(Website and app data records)
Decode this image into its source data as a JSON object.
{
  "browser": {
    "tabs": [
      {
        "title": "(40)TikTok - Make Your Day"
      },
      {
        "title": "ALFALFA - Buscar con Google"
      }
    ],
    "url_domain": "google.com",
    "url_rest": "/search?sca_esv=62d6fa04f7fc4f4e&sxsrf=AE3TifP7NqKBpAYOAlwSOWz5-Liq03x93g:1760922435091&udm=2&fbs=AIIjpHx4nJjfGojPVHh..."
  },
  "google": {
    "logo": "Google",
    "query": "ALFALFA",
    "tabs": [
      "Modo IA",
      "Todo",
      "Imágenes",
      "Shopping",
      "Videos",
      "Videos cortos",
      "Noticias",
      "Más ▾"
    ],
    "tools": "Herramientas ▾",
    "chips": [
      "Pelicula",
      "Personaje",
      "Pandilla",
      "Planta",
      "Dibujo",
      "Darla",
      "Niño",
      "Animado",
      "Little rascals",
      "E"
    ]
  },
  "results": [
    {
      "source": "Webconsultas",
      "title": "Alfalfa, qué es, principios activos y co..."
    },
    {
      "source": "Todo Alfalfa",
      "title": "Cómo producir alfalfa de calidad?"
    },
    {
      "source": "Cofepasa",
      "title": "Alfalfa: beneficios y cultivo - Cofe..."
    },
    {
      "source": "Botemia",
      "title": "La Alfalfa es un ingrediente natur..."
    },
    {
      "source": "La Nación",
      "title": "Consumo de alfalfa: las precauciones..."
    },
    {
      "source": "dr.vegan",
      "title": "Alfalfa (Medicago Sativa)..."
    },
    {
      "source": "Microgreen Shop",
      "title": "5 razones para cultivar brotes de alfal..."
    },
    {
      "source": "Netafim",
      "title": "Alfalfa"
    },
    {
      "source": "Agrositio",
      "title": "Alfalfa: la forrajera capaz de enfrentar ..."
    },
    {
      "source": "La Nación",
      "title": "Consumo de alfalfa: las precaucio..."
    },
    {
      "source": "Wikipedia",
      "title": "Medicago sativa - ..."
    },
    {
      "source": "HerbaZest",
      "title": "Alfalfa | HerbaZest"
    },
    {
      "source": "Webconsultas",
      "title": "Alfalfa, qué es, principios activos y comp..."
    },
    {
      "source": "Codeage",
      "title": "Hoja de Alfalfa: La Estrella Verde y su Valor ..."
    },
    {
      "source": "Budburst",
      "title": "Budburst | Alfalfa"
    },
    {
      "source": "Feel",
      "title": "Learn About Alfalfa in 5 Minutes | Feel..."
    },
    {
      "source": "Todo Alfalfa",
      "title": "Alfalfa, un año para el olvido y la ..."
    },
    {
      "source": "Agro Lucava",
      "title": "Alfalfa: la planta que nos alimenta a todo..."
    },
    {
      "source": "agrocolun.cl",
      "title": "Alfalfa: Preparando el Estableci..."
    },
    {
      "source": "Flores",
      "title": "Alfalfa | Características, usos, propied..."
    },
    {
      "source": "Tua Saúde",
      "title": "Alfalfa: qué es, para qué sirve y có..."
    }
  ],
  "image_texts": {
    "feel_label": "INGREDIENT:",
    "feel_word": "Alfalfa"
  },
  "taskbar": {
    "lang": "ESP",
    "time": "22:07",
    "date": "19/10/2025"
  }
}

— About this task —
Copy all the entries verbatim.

— Output for this task —
Decode this image into its source data as a JSON object.
{
  "browser": {
    "tabs": [
      {
        "title": "(40)TikTok - Make Your Day"
      },
      {
        "title": "ALFALFA - Buscar con Google"
      }
    ],
    "url_domain": "google.com",
    "url_rest": "/search?sca_esv=62d6fa04f7fc4f4e&sxsrf=AE3TifP7NqKBpAYOAlwSOWz5-Liq03x93g:1760922435091&udm=2&fbs=AIIjpHx4nJjfGojPVHh..."
  },
  "google": {
    "logo": "Google",
    "query": "ALFALFA",
    "tabs": [
      "Modo IA",
      "Todo",
      "Imágenes",
      "Shopping",
      "Videos",
      "Videos cortos",
      "Noticias",
      "Más ▾"
    ],
    "tools": "Herramientas ▾",
    "chips": [
      "Pelicula",
      "Personaje",
      "Pandilla",
      "Planta",
      "Dibujo",
      "Darla",
      "Niño",
      "Animado",
      "Little rascals",
      "E"
    ]
  },
  "results": [
    {
      "source": "Webconsultas",
      "title": "Alfalfa, qué es, principios activos y co..."
    },
    {
      "source": "Todo Alfalfa",
      "title": "Cómo producir alfalfa de calidad?"
    },
    {
      "source": "Cofepasa",
      "title": "Alfalfa: beneficios y cultivo - Cofe..."
    },
    {
      "source": "Botemia",
      "title": "La Alfalfa es un ingrediente natur..."
    },
    {
      "source": "La Nación",
      "title": "Consumo de alfalfa: las precauciones..."
    },
    {
      "source": "dr.vegan",
      "title": "Alfalfa (Medicago Sativa)..."
    },
    {
      "source": "Microgreen Shop",
      "title": "5 razones para cultivar brotes de alfal..."
    },
    {
      "source": "Netafim",
      "title": "Alfalfa"
    },
    {
      "source": "Agrositio",
      "title": "Alfalfa: la forrajera capaz de enfrentar ..."
    },
    {
      "source": "La Nación",
      "title": "Consumo de alfalfa: las precaucio..."
    },
    {
      "source": "Wikipedia",
      "title": "Medicago sativa - ..."
    },
    {
      "source": "HerbaZest",
      "title": "Alfalfa | HerbaZest"
    },
    {
      "source": "Webconsultas",
      "title": "Alfalfa, qué es, principios activos y comp..."
    },
    {
      "source": "Codeage",
      "title": "Hoja de Alfalfa: La Estrella Verde y su Valor ..."
    },
    {
      "source": "Budburst",
      "title": "Budburst | Alfalfa"
    },
    {
      "source": "Feel",
      "title": "Learn About Alfalfa in 5 Minutes | Feel..."
    },
    {
      "source": "Todo Alfalfa",
      "title": "Alfalfa, un año para el olvido y la ..."
    },
    {
      "source": "Agro Lucava",
      "title": "Alfalfa: la planta que nos alimenta a todo..."
    },
    {
      "source": "agrocolun.cl",
      "title": "Alfalfa: Preparando el Estableci..."
    },
    {
      "source": "Flores",
      "title": "Alfalfa | Características, usos, propied..."
    },
    {
      "source": "Tua Saúde",
      "title": "Alfalfa: qué es, para qué sirve y có..."
    }
  ],
  "image_texts": {
    "feel_label": "INGREDIENT:",
    "feel_word": "Alfalfa"
  },
  "taskbar": {
    "lang": "ESP",
    "time": "22:07",
    "date": "19/10/2025"
  }
}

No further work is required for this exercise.